She came from a family of committed socialists, and her eldest brother was active in the Unemployed Workers Movement and a founder member of the Young Communist League, along with her sister Bessie. Elsie herself joined the Communist Party in 1936 and campaigned vigorously for many causes, from the fight against fascism in Spain to the Birmingham Council tenants rent strike in 1939.
In 1939 she married Martin Marshall, a GWR railwayman who shared her political views and her love of music and theatre. Together with Bessie they joined Dr Colin Bradsworth to form the Clarion Singers in 1940. During the war they performed political songs and opera in factory canteens, on bomb sites and in New Street’s Big Top as part of the Holidays at Home scheme. Their joint performances as Figaro and Susanna, Papageno and Papagena, MacHeath and Polly and Master and Mistress Ford were highly acclaimed. At the end of World War Two they were invited to become part of a small professional opera company but this would have involved leaving Clarion which neither of them was prepared to do. They were to continue to be leading members of the choir and politically active throughout their lives.

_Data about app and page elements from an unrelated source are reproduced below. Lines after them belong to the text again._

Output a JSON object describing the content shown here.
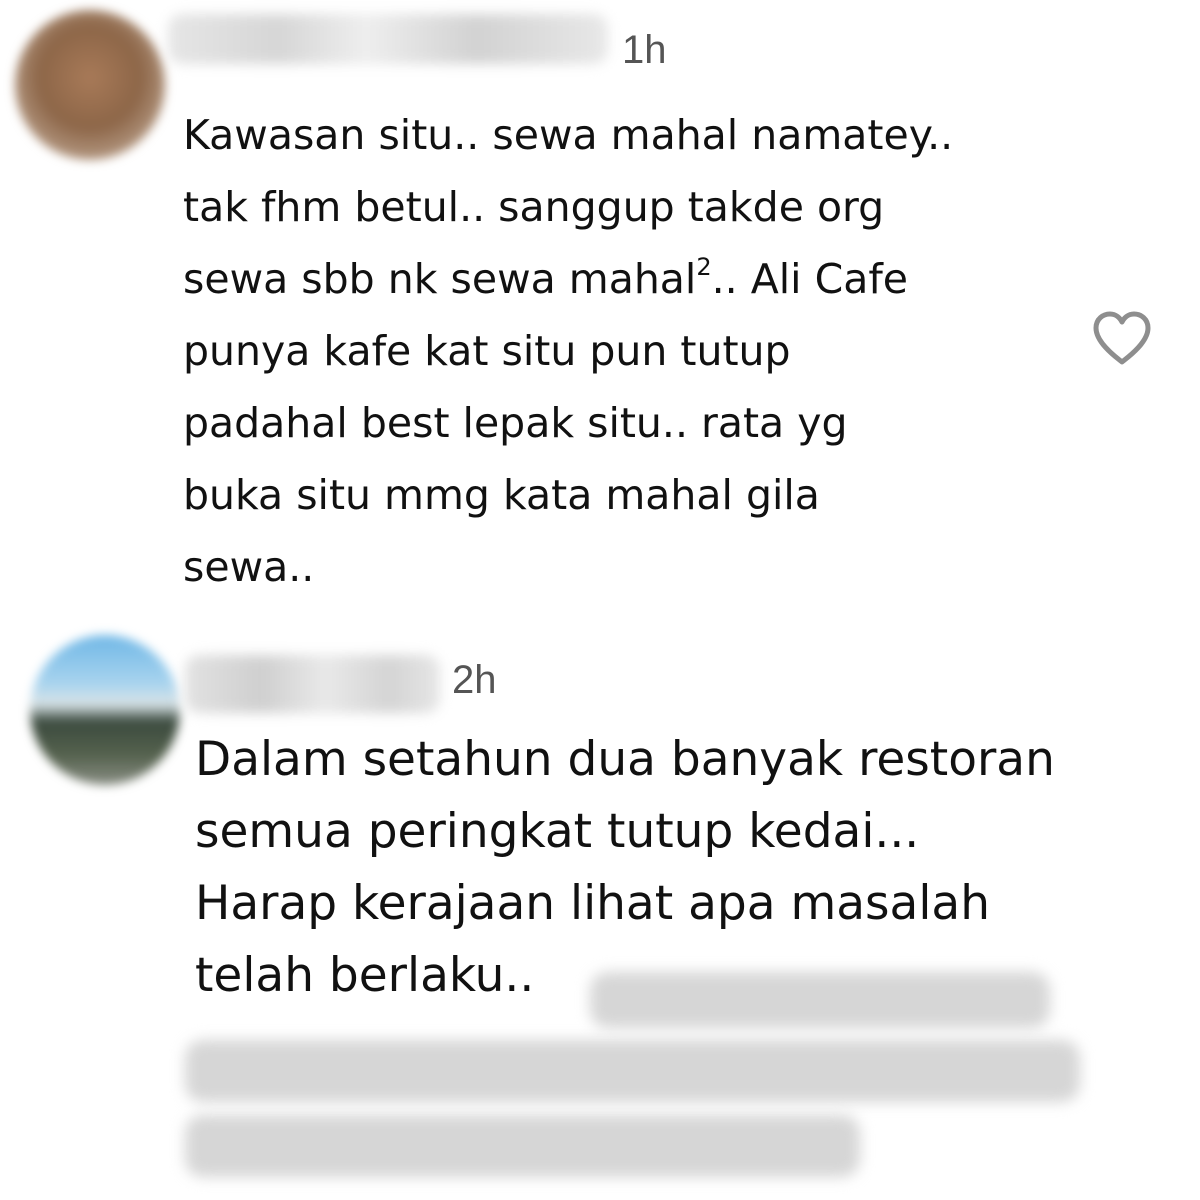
{
  "comments": [
    {
      "timestamp": "1h",
      "lines": [
        "Kawasan situ.. sewa mahal namatey..",
        "tak fhm betul.. sanggup takde org",
        "sewa sbb nk sewa mahal",
        "punya kafe kat situ pun tutup",
        "padahal best lepak situ.. rata yg",
        "buka situ mmg kata mahal gila",
        "sewa.."
      ],
      "superscript": "2",
      "line3_tail": ".. Ali Cafe",
      "like_icon": "heart-outline-icon"
    },
    {
      "timestamp": "2h",
      "lines": [
        "Dalam setahun dua banyak restoran",
        "semua peringkat tutup kedai...",
        "Harap kerajaan lihat apa masalah",
        "telah berlaku.."
      ]
    }
  ],
  "colors": {
    "background": "#ffffff",
    "text": "#111111",
    "timestamp": "#555555",
    "icon": "#8e8e8e"
  }
}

In 1966 Elsie was appointed as a music teacher at WyndcliffeJuniorSchool. There she used her skills and experience to enable socially deprived children to perform to a high standard comparable with that of pupils from some of the most privileged schools in the city. Alongside this Elsie resumed her piano teaching, developing deep affection for all her pupils and establishing lasting friendships with many of their families. She was still giving piano lessons well into her eighties.
Elsie was closely involved with the upbringing of all her five grandchildren. For them she was a source of endless fun, laughter and above all great love. She taught them all to play the piano and encouraged and advised them with their other interests. Those of them who were active in youth theatre could always rely on her to support them in learning and delivering their lines. In every school holiday they were sure to be invited to stay with her and to be taken on some imaginative and exciting outing. In her final years when she in turn sometimes sought help and consolation from them, she still remained their confidant and mentor as well as their very dear grandmother. Elsie remained loyal to both the re-founded Communist Party and the Morning Star. She died at the age of 93 years on 22nd March 2008.